142nd APHA Annual Meeting and Exposition

Annual Meeting Recordings are now available for purchase

Adolescent birth: Understanding the consequences and benefits as perceived by nulliparous and parous adolescents

142nd APHA Annual Meeting and Exposition (November 15 - November 19, 2014): http://www.apha.org/events-and-meetings/annual
Monday, November 17, 2014 : 11:00 AM - 11:15 AM

Evelyn King-Marshall, PhD, MPH , Department of Behavioral Science Community Health, University of Florida, Gainesville, FL
Barbara Curbow, PhD , Department of Behavioral Science and Community Health, University of Florida, Gainesville, FL
Approximately 20% of adolescent pregnancies are planned. Although researchers have identified adolescent pregnancy risk and protective factors; there is limited insight into planned pregnancy. Utilizing explorative qualitative methods, we examined perceptions of sex, pregnancy, and teen birth among other constructs. We conducted 30 interviews and 2 focus groups with nulliparous and parous adolescents (ages 16-18 avg 17.4). Using NVIVO we conducted a thematic analysis of transcripts.  Participants were 53% AA, 66% attended HS, and 60% had one or more children. Although only one participant noted a planned pregnancy, 12/20 described ambivalent pre-pregnancy behaviors “using pills, but I wasn’t taking them like I should’ve been.”  Parenting adolescents were more likely to identify benefits to motherhood such as increased motivation, “I didn’t have anything motivating me, now I do.” Some also negated hardships, “you gonna have your work cut out, I don’t think it’s that hard.”  Most nulliparous participants couldn’t identify any substantial positive aspects of teen childbearing, but others noted possible increase in educational or personal motivation “after she had a baby, she got her GED, got into college.” Negative aspects identified by all participants included financial constraints and difficulty balancing prior responsibilities. These findings are supported in the literature and suggest standard sex-ed and increased access to birth control may have a limited effect among adolescents with ambivalent or positive feelings towards teen childbearing.  Understanding the complexities behind adolescent-maternal decision-making is a step in the right direction; however continued intervention focused on fostering positive future aspirations proves essential.

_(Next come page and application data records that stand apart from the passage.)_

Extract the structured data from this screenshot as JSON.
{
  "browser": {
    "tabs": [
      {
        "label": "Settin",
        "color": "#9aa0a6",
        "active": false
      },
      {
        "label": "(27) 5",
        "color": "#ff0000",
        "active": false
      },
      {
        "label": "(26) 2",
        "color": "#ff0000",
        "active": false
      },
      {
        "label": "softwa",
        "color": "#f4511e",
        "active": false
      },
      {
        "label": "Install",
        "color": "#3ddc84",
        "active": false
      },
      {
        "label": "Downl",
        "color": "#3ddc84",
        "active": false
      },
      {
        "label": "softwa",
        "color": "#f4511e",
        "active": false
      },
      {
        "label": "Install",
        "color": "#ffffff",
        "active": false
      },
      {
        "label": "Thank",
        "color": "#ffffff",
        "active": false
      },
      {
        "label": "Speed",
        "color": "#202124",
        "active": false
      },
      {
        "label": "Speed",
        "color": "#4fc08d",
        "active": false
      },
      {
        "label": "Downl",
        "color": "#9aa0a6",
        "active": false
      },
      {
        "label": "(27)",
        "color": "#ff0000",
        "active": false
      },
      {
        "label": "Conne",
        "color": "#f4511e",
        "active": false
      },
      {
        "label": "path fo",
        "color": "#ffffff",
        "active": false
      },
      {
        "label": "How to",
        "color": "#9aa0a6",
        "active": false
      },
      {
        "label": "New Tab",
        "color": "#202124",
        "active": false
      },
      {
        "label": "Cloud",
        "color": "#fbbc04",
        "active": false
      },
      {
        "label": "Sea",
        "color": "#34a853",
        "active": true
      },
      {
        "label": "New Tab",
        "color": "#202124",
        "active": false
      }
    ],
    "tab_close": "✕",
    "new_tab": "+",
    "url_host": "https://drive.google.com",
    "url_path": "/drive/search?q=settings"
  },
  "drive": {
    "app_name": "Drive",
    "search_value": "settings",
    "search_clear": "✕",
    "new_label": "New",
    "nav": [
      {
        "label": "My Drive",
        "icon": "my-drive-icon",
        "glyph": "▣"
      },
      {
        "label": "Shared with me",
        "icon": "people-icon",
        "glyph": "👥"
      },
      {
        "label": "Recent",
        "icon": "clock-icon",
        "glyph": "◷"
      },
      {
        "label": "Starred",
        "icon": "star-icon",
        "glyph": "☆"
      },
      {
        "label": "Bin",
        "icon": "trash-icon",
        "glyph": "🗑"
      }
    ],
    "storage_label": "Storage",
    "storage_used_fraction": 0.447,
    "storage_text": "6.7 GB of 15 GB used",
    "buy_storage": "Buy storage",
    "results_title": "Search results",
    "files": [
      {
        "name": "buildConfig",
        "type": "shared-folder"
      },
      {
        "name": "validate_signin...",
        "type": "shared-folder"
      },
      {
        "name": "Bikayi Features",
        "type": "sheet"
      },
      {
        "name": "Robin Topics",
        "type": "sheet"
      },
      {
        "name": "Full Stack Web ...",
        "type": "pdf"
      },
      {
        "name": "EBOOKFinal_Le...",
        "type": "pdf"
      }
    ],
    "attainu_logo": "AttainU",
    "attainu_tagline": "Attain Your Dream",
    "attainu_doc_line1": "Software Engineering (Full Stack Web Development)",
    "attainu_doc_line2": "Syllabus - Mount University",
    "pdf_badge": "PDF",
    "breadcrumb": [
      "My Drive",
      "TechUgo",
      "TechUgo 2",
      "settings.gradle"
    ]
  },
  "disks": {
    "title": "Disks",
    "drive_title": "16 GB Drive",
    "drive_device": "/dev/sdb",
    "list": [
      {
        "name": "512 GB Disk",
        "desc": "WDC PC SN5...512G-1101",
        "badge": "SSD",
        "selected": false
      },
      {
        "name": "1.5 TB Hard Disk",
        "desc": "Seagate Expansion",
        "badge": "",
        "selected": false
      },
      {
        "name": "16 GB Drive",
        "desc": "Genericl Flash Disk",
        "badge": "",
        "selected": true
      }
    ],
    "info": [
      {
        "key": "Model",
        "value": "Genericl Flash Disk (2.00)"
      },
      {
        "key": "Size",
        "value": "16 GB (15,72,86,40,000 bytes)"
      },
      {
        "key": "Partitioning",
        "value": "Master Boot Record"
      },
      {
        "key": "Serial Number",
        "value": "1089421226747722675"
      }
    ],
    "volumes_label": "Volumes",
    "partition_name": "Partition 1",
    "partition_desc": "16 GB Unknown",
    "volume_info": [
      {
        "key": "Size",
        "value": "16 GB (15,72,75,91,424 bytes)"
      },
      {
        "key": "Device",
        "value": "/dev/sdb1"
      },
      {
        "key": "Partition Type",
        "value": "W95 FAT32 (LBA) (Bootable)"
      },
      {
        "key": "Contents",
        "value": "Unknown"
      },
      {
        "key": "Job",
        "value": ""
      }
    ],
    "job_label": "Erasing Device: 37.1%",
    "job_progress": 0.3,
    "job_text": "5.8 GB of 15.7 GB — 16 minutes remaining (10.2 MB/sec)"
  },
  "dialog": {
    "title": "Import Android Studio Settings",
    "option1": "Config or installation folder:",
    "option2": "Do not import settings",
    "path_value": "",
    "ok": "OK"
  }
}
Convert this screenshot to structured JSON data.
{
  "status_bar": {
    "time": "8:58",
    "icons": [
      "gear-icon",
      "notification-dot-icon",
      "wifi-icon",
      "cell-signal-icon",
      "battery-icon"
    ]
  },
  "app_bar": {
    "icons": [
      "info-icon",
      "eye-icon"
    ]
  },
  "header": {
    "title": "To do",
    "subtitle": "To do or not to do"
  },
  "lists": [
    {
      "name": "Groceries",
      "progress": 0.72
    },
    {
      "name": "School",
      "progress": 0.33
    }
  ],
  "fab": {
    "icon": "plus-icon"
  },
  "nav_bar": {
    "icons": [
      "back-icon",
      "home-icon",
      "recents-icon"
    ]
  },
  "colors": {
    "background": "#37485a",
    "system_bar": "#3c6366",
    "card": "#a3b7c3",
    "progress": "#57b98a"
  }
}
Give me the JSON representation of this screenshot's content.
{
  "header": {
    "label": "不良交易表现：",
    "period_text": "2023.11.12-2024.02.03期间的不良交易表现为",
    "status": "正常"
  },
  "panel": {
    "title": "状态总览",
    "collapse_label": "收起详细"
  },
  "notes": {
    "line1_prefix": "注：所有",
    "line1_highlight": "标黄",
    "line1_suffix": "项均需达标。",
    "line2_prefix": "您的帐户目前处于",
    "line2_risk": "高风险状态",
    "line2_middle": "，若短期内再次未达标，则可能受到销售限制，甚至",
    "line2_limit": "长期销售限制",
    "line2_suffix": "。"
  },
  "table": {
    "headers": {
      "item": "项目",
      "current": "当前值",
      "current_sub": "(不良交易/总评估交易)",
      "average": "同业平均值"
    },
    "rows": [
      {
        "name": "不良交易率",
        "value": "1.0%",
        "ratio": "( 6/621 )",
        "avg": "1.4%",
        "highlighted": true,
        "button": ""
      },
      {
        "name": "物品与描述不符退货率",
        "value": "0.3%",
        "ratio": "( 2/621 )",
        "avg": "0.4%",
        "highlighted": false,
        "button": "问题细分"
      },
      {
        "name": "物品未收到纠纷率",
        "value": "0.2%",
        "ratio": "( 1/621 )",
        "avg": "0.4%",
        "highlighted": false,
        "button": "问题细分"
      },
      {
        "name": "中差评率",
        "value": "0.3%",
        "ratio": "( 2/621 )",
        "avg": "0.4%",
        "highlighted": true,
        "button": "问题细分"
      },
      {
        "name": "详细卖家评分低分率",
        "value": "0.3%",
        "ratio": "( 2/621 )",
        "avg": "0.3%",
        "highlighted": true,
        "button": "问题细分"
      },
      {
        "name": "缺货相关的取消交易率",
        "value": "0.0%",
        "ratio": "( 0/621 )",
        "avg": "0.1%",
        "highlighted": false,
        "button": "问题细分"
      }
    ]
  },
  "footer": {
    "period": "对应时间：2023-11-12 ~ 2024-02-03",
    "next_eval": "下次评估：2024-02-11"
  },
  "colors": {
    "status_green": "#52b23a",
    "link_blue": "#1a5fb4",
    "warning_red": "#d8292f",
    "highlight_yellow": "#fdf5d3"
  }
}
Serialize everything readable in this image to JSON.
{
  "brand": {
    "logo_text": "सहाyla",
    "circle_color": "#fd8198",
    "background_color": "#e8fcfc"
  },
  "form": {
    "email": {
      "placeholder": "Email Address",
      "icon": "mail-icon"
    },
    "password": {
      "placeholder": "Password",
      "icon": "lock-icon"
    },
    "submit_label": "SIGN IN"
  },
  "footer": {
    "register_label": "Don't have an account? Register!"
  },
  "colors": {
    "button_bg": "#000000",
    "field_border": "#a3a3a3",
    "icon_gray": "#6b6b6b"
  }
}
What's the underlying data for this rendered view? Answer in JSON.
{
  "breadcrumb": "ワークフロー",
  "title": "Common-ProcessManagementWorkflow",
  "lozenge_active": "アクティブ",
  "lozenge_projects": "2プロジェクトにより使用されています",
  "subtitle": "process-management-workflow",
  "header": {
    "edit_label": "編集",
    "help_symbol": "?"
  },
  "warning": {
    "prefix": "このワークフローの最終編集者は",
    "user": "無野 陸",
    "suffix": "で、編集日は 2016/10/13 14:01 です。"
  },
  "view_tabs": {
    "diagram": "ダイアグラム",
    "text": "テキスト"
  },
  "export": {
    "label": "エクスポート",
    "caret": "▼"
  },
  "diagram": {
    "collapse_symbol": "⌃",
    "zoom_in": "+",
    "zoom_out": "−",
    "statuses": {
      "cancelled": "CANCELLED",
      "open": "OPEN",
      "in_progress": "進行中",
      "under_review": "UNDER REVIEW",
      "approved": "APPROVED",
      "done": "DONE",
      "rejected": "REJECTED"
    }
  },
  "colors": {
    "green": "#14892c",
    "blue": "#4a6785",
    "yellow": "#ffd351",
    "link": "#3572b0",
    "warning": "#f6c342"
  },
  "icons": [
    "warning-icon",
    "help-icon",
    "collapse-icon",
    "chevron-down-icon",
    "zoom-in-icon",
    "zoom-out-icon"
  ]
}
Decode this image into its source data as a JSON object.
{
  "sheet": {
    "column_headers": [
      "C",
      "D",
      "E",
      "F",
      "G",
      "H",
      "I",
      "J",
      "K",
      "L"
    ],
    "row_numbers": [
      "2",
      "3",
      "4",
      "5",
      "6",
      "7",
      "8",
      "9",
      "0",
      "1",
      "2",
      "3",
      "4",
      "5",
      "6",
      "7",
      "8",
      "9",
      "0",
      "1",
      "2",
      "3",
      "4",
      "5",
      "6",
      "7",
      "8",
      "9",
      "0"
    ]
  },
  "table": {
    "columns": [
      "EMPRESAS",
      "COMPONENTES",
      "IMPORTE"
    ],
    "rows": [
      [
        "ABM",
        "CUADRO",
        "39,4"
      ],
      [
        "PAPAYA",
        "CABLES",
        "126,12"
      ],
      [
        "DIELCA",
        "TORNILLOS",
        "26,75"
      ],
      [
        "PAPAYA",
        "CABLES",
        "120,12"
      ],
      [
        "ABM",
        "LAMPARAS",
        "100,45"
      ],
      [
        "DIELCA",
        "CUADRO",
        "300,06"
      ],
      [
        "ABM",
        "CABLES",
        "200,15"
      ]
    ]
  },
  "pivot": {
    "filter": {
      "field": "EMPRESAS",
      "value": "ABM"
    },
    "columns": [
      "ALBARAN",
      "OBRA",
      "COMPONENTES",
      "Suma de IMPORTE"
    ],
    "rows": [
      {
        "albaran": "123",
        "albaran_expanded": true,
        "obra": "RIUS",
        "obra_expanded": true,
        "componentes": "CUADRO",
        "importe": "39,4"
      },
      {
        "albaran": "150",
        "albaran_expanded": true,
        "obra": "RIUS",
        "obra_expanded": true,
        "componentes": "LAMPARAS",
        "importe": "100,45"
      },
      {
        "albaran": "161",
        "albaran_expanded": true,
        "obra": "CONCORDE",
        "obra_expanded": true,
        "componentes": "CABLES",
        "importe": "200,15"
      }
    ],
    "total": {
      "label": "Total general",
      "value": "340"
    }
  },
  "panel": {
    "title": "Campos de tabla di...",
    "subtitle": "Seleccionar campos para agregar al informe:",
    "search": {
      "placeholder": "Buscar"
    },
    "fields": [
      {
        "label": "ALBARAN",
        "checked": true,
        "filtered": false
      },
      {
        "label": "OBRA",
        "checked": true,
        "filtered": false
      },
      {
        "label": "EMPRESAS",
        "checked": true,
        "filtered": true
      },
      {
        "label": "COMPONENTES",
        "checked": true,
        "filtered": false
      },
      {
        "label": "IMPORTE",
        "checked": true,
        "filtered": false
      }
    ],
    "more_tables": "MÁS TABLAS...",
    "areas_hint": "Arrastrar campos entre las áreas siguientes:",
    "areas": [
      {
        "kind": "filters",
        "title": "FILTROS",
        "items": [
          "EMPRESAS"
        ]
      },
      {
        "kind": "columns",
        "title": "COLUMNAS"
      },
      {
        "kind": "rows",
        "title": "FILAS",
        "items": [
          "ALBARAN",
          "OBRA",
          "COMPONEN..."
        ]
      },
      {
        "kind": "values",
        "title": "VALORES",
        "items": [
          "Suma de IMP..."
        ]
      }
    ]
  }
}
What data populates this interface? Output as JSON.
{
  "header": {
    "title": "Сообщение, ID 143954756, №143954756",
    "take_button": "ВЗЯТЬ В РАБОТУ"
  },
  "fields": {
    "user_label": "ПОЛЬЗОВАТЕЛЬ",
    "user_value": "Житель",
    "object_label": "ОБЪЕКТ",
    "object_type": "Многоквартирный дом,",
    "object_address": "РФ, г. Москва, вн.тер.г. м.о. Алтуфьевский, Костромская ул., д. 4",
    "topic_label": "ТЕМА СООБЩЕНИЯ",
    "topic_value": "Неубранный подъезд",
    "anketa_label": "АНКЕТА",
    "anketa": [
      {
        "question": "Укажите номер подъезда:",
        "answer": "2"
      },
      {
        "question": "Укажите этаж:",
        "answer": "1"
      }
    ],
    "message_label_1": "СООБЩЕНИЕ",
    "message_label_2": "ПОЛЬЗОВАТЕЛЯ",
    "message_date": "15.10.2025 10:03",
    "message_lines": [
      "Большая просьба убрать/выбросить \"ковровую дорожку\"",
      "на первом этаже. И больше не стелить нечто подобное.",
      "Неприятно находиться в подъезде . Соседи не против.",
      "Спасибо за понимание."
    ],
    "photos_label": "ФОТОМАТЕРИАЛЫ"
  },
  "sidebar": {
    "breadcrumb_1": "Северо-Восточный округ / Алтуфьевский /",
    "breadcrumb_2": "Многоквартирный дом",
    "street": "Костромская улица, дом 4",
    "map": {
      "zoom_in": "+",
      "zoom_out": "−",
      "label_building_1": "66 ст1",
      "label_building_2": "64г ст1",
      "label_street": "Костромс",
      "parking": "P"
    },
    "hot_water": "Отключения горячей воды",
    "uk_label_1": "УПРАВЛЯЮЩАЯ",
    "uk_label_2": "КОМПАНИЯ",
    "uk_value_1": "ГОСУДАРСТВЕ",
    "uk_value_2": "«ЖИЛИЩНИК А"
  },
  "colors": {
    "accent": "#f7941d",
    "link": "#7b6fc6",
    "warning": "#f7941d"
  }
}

Learning Areas:

Administer health education strategies, interventions and programs
Implementation of health education strategies, interventions and programs
Social and behavioral sciences

Learning Objectives:
Differentiate between the perceived benefits and consequences of adolescent childbearing among nulliparous and parous adolescents.

Presenting author's disclosure statement:

Qualified on the content I am responsible for because: I have studied and worked in adolescent, maternal and child health for 6 years. Previous to my PhD, I worked as a grant funded abstinence only program manager for two counties. Additionally I have conducted and consulted on qualitative research projects for over 5 years.
Any relevant financial relationships? No

I agree to comply with the American Public Health Association Conflict of Interest and Commercial Support Guidelines, and to disclose to the participants any off-label or experimental uses of a commercial product or service discussed in my presentation.